Some lines hold the string "value". Copy all of them from the material that follows.

- Records for the task:
===
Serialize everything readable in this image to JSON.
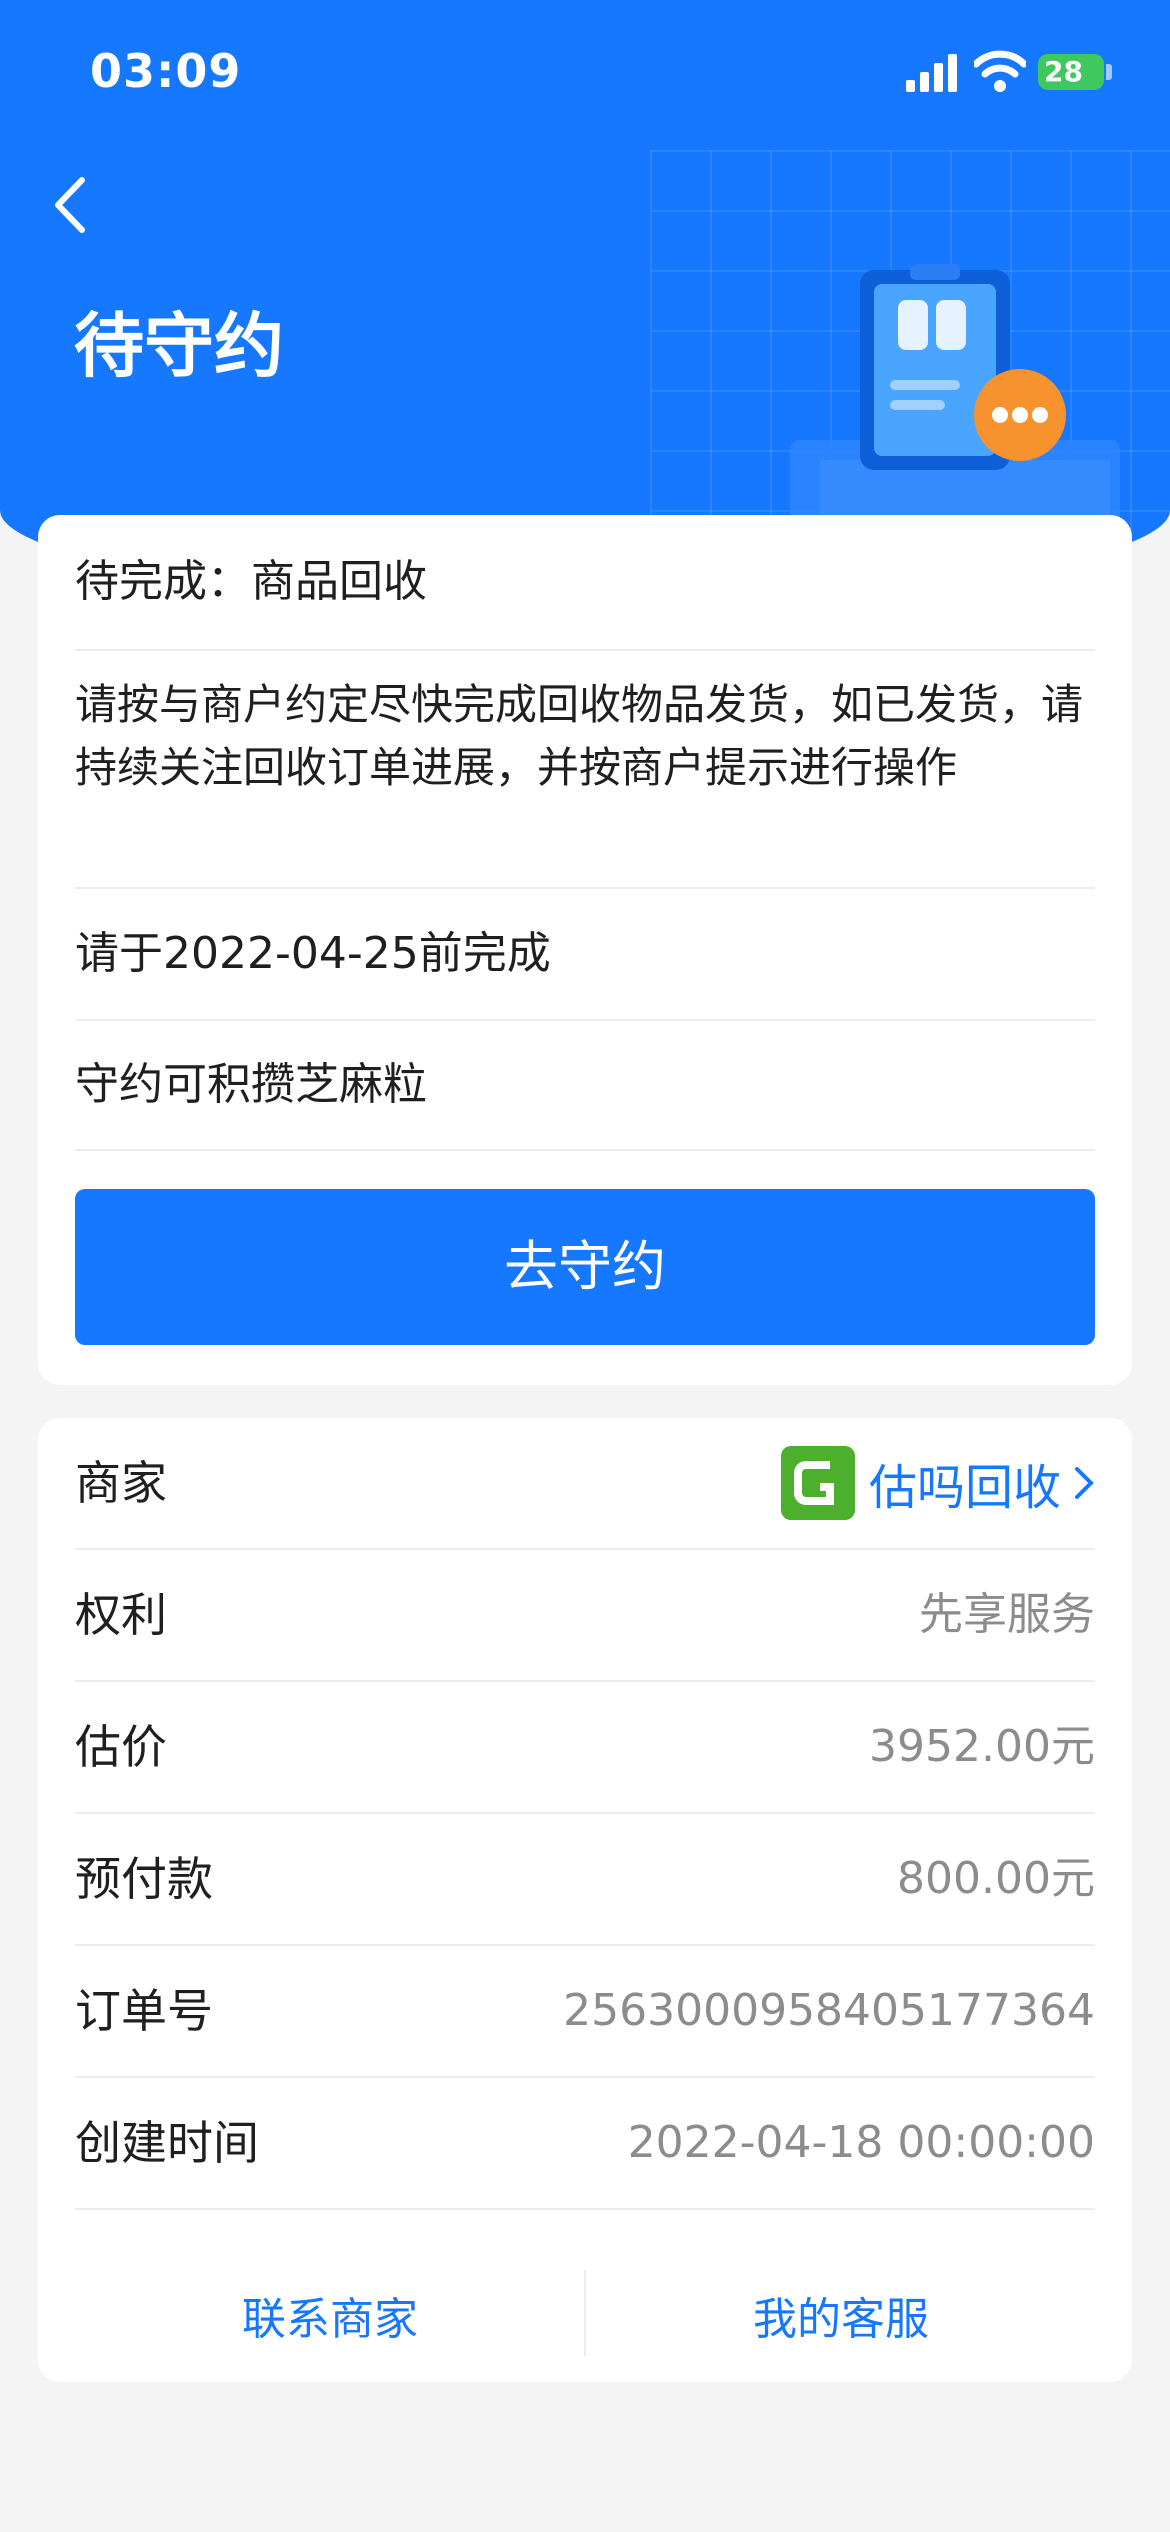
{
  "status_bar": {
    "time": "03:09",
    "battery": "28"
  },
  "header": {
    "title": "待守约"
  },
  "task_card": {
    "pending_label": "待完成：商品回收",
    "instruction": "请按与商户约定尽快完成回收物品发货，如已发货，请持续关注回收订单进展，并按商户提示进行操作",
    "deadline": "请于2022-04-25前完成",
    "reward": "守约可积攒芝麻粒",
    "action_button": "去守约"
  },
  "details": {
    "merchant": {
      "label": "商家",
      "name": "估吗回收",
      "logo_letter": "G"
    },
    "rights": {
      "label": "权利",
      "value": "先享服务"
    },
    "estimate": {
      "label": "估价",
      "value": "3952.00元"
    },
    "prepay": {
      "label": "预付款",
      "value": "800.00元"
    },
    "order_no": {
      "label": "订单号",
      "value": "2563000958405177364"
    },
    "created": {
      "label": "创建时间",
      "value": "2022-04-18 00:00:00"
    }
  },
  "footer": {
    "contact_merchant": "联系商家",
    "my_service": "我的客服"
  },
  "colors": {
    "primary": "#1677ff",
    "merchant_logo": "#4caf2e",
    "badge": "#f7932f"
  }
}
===
- Answer area:
      "value": "先享服务"
      "value": "3952.00元"
      "value": "800.00元"
      "value": "2563000958405177364"
      "value": "2022-04-18 00:00:00"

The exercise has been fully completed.